In practice, there is much confusion about the contingency and management reserve items. In line with PMBOK, the contingency item refers to “known unknowns” and the management reserve item refers to “unknown unknowns.” In other words, the contingency item is for uncertainties in the project budget related to (inherent) risks that are known, or should have been known, at the time of budget preparation.
The management reserve item is for risks that are not known at the time of setting and approving the project budget. In the event that they do involve specifically identifiable risks, then these risks should be included in the contingency item.
Relation to work packages
The item contingency is part of the budget of a work package. A work package is the lowest (detail) level within the project where the trinity of scope, planning and budget is defined and monitored. At the start of large building and construction projects, the scope is usually the largest “known unknown”. For a detailed design, the budget can be formulated much more accurately than on the basis of a conceptual design. In the early stages of global project design, a contingency of 30% is not unrealistic.
In practice, a general unforeseen item is often included, which includes both unforeseen and management reserve, which is included in the budget as one line and one amount. In this way, the unforeseen item actually unintentionally takes on the character of a management reserve. Vijverberg advises to maintain a strict distinction between the unforeseen and management reserve items, with the aim of providing realistic management information for the project.

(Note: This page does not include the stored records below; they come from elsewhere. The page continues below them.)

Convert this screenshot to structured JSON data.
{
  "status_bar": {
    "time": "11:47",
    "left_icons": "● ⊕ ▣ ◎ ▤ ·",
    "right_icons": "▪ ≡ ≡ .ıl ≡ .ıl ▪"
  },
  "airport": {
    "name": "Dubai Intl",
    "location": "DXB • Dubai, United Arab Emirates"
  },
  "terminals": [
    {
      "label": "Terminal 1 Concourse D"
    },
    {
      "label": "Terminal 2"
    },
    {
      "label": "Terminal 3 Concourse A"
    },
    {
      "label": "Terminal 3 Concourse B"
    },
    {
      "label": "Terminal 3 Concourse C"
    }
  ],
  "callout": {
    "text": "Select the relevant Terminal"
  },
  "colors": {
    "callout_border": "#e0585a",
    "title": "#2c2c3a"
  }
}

Ownership for the budget
There is often uncertainty about the use of the contingency item and the management reserve item during the implementation of the project. Both items are part of the budget. The project manager is the owner of the contingency item, but expressly not of the management reserve item. In the event that risks (unknown unknowns) occur that the project manager wishes to charge to the management reserve, the project manager will first have to ask the (internal) client of the project for approval to allocate part of the management reserve to add to its budget. The development of the post management reserve provides an overview of the risks that have occurred and the “financing” of the risks from the management reserve.